  18. Li, N. G., Tang, Y. P., Duan, J. A. and Shi, Z. H. (2014) Matrix metalloproteinase inhibitors: a patent review (2011-2013). Expert Opin. Ther. Pat. 24, 1039-1052. https://doi.org/10.1517/13543776.2014.937424
  19. Mayhan, W. G. (2002) Cellular mechanisms by which tumor necrosis factor-a produces disruption of the blood-brain barrier. Brain Res. 927, 144-152. https://doi.org/10.1016/S0006-8993(01)03348-0
  20. McCoy, M. and Tansey, M. G. (2008) TNF signaling inhibition in the CNS: implications for normal brain function and neurodegenerative disease. J. Neuroinflammation 5, 45. https://doi.org/10.1186/1742-2094-5-45
  21. Minond, D., Cudic, M., Bionda, N., Giulianotti, M., Maida, L., Houghten, R. A. and Fields, G. B. (2012) Discovery of novel inhibitors of a disintegrin and metalloprotease 17 (ADAM17) using glycosylated and non-glycosylated substrates. J. Biol. Chem. 287, 36473-36487. https://doi.org/10.1074/jbc.M112.389114
  22. Morancho, A., Rosell, A., Garcia-Bonilla L. and Montaner J. (2010) Matrix metalloproteinase and stroke infarct size: role for anti-inflammatory treatment. Ann. N. Y. Acad. Sci. 1207, 123-133. https://doi.org/10.1111/j.1749-6632.2010.05734.x
  23. Moss, M. L., Jin, S. L., Milla, M. E., Bickett, D. M., Burkhart, W., Carter, H. L., Chen, W. J., Clay, W. C., Didsbury, J. R., Hassler, D., Hoffman, C. R., Kost, T. A., Lambert, M. H., Leesnitzer, M. A., McCauley, P., McGeehan, G., Mitchell, J., Moyer, M., Pahel, G., Rocque, W., Overton, L. K., Schoenen, F., Seaton, T., Su, J. L. and Becherer, J. D. (1997) Cloning of a disintegrin metalloproteinase that processes precursor tumour-necrosis factor-alpha. Nature 385, 733-736 https://doi.org/10.1038/385733a0
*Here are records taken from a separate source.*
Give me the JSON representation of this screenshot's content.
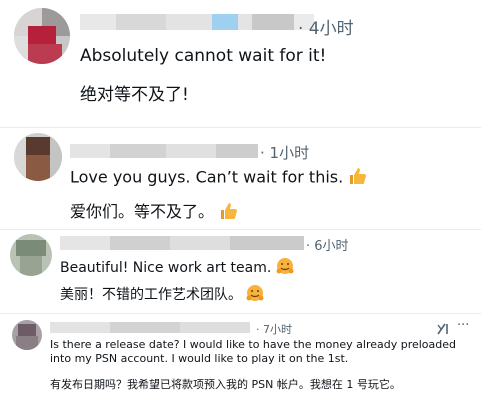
{
  "comments": [
    {
      "time": "· 4小时",
      "text": "Absolutely cannot wait for it!",
      "translation": "绝对等不及了!"
    },
    {
      "time": "· 1小时",
      "text": "Love you guys. Can’t wait for this.",
      "translation": "爱你们。等不及了。",
      "emoji": "thumbs-up-emoji"
    },
    {
      "time": "· 6小时",
      "text": "Beautiful! Nice work art team.",
      "translation": "美丽！不错的工作艺术团队。",
      "emoji": "hugging-face-emoji"
    },
    {
      "time": "· 7小时",
      "text": "Is there a release date? I would like to have the money already preloaded into my PSN account. I would like to play it on the 1st.",
      "translation": "有发布日期吗？我希望已将款项预入我的 PSN 帐户。我想在 1 号玩它。",
      "actions": [
        "grok-icon",
        "more-icon"
      ],
      "more_label": "···"
    }
  ],
  "colors": {
    "text": "#0f1419",
    "meta": "#536471",
    "separator": "#e6ecf0",
    "thumb": "#f6b73c",
    "hug": "#f7b23b"
  }
}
  24. Moss, M. L., Sklair-Tavron, L. and Nudelman, R. (2008) Drug insight: tumor necrosis factor-converting enzyme as a pharmaceutical target for rheumatoid arthritis. Nat. Clin. Pract. Rheumatol. 4, 300-309.
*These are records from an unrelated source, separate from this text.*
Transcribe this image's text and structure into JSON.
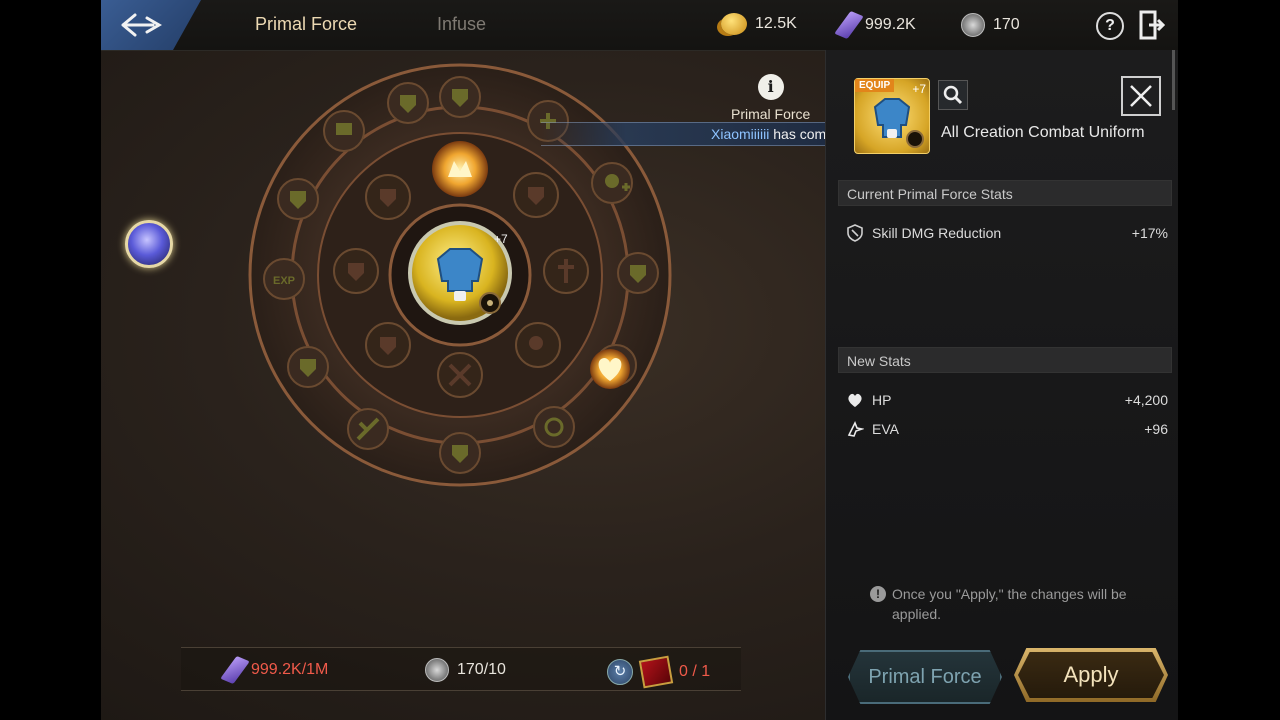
{
  "header": {
    "tabs": [
      {
        "label": "Primal Force",
        "active": true
      },
      {
        "label": "Infuse",
        "active": false
      }
    ],
    "currencies": [
      {
        "icon": "gold-coin-icon",
        "value": "12.5K"
      },
      {
        "icon": "purple-crystal-icon",
        "value": "999.2K"
      },
      {
        "icon": "silver-stone-icon",
        "value": "170"
      }
    ],
    "help_label": "?"
  },
  "wheel": {
    "center_item_level": "+7",
    "info_label": "Primal Force"
  },
  "ticker": {
    "name": "Xiaomiiiiii",
    "message": " has combined"
  },
  "bottom_bar": {
    "crystal_cost": "999.2K/1M",
    "silver_cost": "170/10",
    "book_cost": "0 / 1"
  },
  "panel": {
    "equip_tag": "EQUIP",
    "item_level": "+7",
    "item_name": "All Creation Combat Uniform",
    "current_header": "Current Primal Force Stats",
    "current_stats": [
      {
        "icon": "shield-icon",
        "name": "Skill DMG Reduction",
        "value": "+17%"
      }
    ],
    "new_header": "New Stats",
    "new_stats": [
      {
        "icon": "heart-icon",
        "name": "HP",
        "value": "+4,200"
      },
      {
        "icon": "evasion-icon",
        "name": "EVA",
        "value": "+96"
      }
    ],
    "notice": "Once you \"Apply,\" the changes will be applied.",
    "primal_force_button": "Primal Force",
    "apply_button": "Apply"
  },
  "colors": {
    "accent_gold": "#e8b33a",
    "cost_red": "#f05a4a",
    "ticker_name": "#8ec3ff"
  }
}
  25. Rosenberg, G. A. (2009) Matrix metalloproteinases and their multiple roles in neurodegenerative diseases. Lancet Neurol. 8, 205-216. https://doi.org/10.1016/S1474-4422(09)70016-X
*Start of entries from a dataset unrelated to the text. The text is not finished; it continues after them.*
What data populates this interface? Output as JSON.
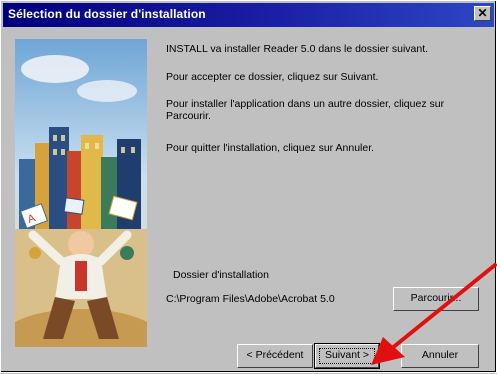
{
  "window": {
    "title": "Sélection du dossier d'installation",
    "close_glyph": "✕"
  },
  "messages": {
    "line1": "INSTALL va installer Reader 5.0 dans le dossier suivant.",
    "line2": "Pour accepter ce dossier, cliquez sur Suivant.",
    "line3": "Pour installer l'application dans un autre dossier, cliquez sur Parcourir.",
    "line4": "Pour quitter l'installation, cliquez sur Annuler."
  },
  "folder": {
    "label": "Dossier d'installation",
    "path": "C:\\Program Files\\Adobe\\Acrobat 5.0"
  },
  "buttons": {
    "browse": "Parcourir...",
    "previous": "< Précédent",
    "next": "Suivant >",
    "cancel": "Annuler"
  },
  "colors": {
    "titlebar": "#00007c",
    "arrow": "#e01010",
    "sky": "#9cc6e6"
  },
  "icons": {
    "close": "close-icon",
    "illustration": "city-illustration",
    "pointer": "red-arrow-annotation"
  }
}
  26. Tian, L., Ma, L., Kaarela, T. and Li, Z. (2012) Neuroimmune crosstalk in the central nervous system and its significance for neurological diseases. J. Neuroinflammation 9, 155. https://doi.org/10.1186/1742-2094-9-155

Cited by

  1. Thioredoxin fusion construct enables high-yield production of soluble, active matrix metalloproteinase-8 (MMP-8) in Escherichia coli vol.122, 2016, https://doi.org/10.1016/j.pep.2016.02.012
  2. Complex Roles of Microglial Cells in Ischemic Stroke Pathobiology: New Insights and Future Directions vol.18, pp.3, 2017, https://doi.org/10.3390/ijms18030496
  3. Ethanol-Induced TLR4/NLRP3 Neuroinflammatory Response in Microglial Cells Promotes Leukocyte Infiltration Across the BBB vol.41, pp.1-2, 2016, https://doi.org/10.1007/s11064-015-1760-5
  4. Anti-Inflammatory and Antioxidant Mechanism of Tangeretin in Activated Microglia vol.11, pp.2, 2016, https://doi.org/10.1007/s11481-016-9657-x
  5. Clearance of cerebral Aβ in Alzheimer’s disease: reassessing the role of microglia and monocytes vol.74, pp.12, 2017, https://doi.org/10.1007/s00018-017-2463-7